But it so happened that one sad day the Destructor by Antonomasia laid eyes on the historic Library of Congress. Oh, sacrilege! How could that collection have the arrogance to keep itself intact and to survive his infinite power?! How, when a library like this one had never existed in Birán, could the National Capitol luxuriate in exhibiting, with such great impudence and vanity, the nefarious works of the decadent bourgeois past?! And remembering, with admiration and envy, the burning of the Library at Alexandria and also the ones that the fascist hordes carried out in Nazi Germany, among other pyromaniacs in History, he decided to destroy, once and for all, the Library of Congress. In order to carry it out, he had a brilliant idea, so brilliant that it blinded Dr. Rosa Elena Simeón, the then Minister-President of the Academy of Sciences, who, without hesitation in the least, assumed it with the greatest of enthusiasms: in the area occupied by the Library of Congress and in other areas of the Capitol building she would create the greatest library of science and technology in Latin America; it would be called National Scientific and Technological Library (BNCT). It would have the latest information, and it would extend its services — beyond scientists and specialists — to the entire population.
It was in the last months of 1987 that we saw the old book shelves of the Library of Congress piled up in the Great Hall of Lost Steps, and the books exposed to the voracity of all who would loot the libraries. I cannot ever forget the floor, books tousled everywhere in disarray, thrown unscrupulously by the hordes, who were selecting the rarest to be sold in second hand book stores. We were all encouraged to take whatever books we wanted or could carry. Merchants took away books, so long cared for, in wheelbarrows, full to their very limit. A friend of mine, a reference librarian, had let me know, with tears in her eyes, so that I could also look for a few items that might interest me. Only when I arrived at the enormous room did I understand her grief. I assure you that it was one of the most impressive sights I ever witnessed, a disaster of books scattered, kicked, open, some already destroyed by the rush of the crowds over them: years of knowledge and culture destroyed in a matter of hours in the “most cultured country on Earth”

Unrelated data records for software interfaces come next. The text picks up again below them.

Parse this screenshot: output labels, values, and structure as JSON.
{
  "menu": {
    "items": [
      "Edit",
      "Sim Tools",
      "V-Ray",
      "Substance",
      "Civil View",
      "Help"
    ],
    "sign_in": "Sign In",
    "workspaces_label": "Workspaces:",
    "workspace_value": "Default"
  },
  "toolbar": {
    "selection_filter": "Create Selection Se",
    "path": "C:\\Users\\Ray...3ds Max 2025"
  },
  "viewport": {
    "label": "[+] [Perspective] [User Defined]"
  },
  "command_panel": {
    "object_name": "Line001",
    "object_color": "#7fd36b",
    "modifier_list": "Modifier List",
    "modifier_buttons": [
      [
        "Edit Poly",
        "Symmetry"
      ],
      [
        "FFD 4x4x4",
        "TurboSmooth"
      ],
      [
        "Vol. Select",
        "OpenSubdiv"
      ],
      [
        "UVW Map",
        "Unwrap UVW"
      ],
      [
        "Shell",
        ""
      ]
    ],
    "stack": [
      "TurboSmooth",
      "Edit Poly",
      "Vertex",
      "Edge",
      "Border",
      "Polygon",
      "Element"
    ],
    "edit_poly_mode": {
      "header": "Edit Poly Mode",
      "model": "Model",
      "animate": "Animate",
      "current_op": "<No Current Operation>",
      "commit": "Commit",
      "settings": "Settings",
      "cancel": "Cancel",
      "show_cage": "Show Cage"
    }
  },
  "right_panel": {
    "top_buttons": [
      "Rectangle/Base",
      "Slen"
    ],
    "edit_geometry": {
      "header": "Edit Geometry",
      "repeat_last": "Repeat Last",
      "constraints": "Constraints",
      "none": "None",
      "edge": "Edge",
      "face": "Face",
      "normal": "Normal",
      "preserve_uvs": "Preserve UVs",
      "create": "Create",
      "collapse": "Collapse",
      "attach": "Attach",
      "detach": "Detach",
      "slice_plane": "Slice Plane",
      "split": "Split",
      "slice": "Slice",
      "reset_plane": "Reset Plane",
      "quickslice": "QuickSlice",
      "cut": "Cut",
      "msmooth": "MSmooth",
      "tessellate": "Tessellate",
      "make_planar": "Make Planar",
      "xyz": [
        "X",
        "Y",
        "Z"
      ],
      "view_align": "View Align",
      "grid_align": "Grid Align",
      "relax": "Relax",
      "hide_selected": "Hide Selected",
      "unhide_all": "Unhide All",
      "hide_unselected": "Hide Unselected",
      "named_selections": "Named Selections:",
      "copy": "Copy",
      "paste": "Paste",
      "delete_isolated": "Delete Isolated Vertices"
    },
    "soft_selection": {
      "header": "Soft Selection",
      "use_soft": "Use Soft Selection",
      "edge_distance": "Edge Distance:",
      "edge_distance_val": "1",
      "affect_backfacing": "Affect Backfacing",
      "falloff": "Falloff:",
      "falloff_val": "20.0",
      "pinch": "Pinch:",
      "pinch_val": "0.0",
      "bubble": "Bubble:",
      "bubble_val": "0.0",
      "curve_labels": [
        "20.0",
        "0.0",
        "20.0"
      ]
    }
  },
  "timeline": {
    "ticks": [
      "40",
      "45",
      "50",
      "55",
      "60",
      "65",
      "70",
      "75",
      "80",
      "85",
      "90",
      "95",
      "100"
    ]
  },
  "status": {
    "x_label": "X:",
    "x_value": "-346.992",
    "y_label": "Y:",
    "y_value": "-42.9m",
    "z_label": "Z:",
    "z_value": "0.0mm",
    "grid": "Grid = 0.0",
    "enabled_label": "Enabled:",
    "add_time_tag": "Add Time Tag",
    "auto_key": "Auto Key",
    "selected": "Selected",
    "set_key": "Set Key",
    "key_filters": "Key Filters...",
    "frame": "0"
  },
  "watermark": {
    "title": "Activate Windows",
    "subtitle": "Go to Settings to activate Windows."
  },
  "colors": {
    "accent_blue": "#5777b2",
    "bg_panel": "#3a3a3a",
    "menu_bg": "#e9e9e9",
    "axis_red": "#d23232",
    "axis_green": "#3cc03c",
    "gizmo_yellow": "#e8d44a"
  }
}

The dazzling Commander inaugurated the BNCT in July of 1988. It left behind the destruction of the old library, as well as the replica of the Punta del Este Cave, with its aboriginal pictographs perfectly copied with mathematical calculations and artistic patterns, which numerous Cuban and foreign specialists had achieved. Everything was worthy of being sacrificed in the name of the new lunacy. The press did not publish these events, although they orchestrated the fanfare of the inauguration.
The BNCT never had the riches of the Library of Congress. In addition, it never attained the dream of providing the latest scientific information services, not to mention equipment, shelving and furniture, which had nowhere near the quality, comfort and elegance of the old library that was destroyed. It was a short-lived bubble, because ideas based on destruction are doomed to failure. That has been the sign of each of the Orate’s initiative.
It turns out that the Capitol has recently become part of the Heritage under The City Historian’s works of restoration. I found out that, at the end of the day, the BNCT has also fallen into disgrace and it must abandon its current premises. To that end, the most exalted science library in Latin America has been assigned a few small locations where its collection does not fit. Workers have been forced to discard many resources that they have had to pack away, and, evidently, there won’t be space for the BNCT in the Capitol this time around, once it is restored. Thus, the BNCT must also prepare its epitaph. Hereinafter, it will become part of the long list of destruction that the Commander of Perverse Lunacy has left in his passage through life.
Translated by Norma Whiting
December 6, 2010